→ **WHAT TO WORK ON**: The required output is a single number: how many lines of the material contain the string "KIRJASTO".

==== DATASET RECORDS ====

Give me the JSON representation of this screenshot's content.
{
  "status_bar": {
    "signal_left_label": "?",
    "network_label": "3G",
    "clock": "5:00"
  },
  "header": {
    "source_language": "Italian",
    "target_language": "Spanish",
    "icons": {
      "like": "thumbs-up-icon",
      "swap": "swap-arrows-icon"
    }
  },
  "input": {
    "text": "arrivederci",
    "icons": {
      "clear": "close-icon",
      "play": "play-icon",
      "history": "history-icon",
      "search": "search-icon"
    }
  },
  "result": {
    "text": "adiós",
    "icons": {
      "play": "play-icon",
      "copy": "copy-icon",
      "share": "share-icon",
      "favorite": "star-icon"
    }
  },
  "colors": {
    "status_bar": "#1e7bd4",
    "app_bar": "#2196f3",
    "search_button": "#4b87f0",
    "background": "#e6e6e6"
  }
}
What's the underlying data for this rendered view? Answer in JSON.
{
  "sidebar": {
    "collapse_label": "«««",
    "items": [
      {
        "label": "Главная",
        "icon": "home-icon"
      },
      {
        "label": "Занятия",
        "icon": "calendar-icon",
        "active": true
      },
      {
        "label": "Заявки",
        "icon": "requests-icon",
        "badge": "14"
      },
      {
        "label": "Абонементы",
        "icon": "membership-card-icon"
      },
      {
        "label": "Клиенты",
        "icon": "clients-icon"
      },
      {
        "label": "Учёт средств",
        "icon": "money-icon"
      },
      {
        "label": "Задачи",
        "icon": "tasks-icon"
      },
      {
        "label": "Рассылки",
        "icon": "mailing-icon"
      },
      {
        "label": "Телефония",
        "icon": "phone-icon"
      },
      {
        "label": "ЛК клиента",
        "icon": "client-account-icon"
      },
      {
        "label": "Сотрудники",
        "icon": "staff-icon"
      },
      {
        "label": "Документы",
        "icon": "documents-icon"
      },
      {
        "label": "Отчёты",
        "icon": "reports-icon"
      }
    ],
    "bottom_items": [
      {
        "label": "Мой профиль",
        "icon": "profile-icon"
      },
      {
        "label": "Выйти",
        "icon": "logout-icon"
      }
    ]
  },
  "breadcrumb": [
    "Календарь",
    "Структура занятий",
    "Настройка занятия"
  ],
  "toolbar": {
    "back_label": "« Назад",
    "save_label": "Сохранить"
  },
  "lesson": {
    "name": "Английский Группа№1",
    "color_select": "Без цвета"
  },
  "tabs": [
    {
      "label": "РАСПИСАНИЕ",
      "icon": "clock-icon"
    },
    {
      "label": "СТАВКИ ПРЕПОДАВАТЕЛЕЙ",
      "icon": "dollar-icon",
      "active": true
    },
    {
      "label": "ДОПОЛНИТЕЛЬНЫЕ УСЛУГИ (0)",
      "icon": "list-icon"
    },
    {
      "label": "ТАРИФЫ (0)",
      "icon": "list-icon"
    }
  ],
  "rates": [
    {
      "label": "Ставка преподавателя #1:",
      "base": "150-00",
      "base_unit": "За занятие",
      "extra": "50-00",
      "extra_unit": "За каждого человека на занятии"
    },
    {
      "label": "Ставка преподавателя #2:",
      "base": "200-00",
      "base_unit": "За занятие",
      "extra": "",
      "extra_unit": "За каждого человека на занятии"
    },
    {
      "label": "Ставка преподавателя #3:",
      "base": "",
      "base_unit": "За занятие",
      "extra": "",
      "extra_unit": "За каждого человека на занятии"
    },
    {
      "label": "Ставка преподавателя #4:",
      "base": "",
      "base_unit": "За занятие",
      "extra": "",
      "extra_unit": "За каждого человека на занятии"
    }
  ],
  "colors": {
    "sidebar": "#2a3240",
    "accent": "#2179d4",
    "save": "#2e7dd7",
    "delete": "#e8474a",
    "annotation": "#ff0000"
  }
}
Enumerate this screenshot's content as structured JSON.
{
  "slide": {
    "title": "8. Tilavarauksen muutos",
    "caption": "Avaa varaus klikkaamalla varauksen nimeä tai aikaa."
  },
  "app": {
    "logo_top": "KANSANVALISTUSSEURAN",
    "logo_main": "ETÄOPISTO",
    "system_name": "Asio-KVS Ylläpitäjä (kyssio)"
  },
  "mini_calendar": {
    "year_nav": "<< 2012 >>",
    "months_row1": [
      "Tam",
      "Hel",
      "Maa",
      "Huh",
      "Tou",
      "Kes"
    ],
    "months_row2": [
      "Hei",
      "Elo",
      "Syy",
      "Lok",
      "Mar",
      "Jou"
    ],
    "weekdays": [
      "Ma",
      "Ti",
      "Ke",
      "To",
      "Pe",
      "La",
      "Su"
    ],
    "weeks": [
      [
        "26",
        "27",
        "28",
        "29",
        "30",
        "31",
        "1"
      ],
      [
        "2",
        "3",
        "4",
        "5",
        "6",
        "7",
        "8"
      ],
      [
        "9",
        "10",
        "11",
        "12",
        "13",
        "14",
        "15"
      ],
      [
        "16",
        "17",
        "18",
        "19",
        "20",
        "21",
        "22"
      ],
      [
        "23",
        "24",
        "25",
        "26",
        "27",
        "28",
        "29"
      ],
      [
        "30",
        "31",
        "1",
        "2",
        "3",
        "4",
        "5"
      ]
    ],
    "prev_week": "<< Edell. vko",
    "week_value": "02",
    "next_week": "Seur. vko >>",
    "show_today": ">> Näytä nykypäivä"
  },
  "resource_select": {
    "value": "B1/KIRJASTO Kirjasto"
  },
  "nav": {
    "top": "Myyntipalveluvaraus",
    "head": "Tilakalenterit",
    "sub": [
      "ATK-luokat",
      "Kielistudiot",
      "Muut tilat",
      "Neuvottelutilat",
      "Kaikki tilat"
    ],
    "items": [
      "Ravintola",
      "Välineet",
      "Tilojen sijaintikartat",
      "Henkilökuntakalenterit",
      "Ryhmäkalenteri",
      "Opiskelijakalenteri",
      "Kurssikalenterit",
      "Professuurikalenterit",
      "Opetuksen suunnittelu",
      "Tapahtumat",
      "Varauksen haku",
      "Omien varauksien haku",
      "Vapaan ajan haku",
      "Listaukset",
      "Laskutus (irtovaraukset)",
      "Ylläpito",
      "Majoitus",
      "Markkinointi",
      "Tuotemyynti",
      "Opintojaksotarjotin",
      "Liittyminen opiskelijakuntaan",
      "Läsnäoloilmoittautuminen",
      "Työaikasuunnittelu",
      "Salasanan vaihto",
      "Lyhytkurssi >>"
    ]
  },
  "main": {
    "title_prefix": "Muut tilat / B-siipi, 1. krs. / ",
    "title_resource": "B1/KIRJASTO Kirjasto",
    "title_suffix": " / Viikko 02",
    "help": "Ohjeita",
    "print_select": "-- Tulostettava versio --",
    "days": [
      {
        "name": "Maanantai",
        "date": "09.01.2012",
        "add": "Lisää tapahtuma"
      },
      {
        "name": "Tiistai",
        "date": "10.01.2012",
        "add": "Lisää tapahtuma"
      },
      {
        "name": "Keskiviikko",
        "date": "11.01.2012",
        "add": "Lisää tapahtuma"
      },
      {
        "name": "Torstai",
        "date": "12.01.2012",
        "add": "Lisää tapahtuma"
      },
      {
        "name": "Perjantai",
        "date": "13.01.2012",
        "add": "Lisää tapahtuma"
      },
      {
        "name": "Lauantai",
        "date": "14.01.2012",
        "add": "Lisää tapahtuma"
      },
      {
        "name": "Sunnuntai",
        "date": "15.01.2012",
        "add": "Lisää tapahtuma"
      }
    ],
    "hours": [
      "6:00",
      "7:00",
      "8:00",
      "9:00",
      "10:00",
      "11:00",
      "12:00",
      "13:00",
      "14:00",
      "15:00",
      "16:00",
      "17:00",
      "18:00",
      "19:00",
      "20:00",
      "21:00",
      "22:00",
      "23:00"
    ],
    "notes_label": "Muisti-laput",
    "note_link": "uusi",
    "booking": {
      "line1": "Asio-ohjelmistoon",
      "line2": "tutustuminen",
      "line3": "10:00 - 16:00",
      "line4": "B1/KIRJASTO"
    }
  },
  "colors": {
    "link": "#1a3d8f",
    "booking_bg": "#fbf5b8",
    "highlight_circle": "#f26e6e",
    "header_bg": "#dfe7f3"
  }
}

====

→ **ANSWER BOX**: 3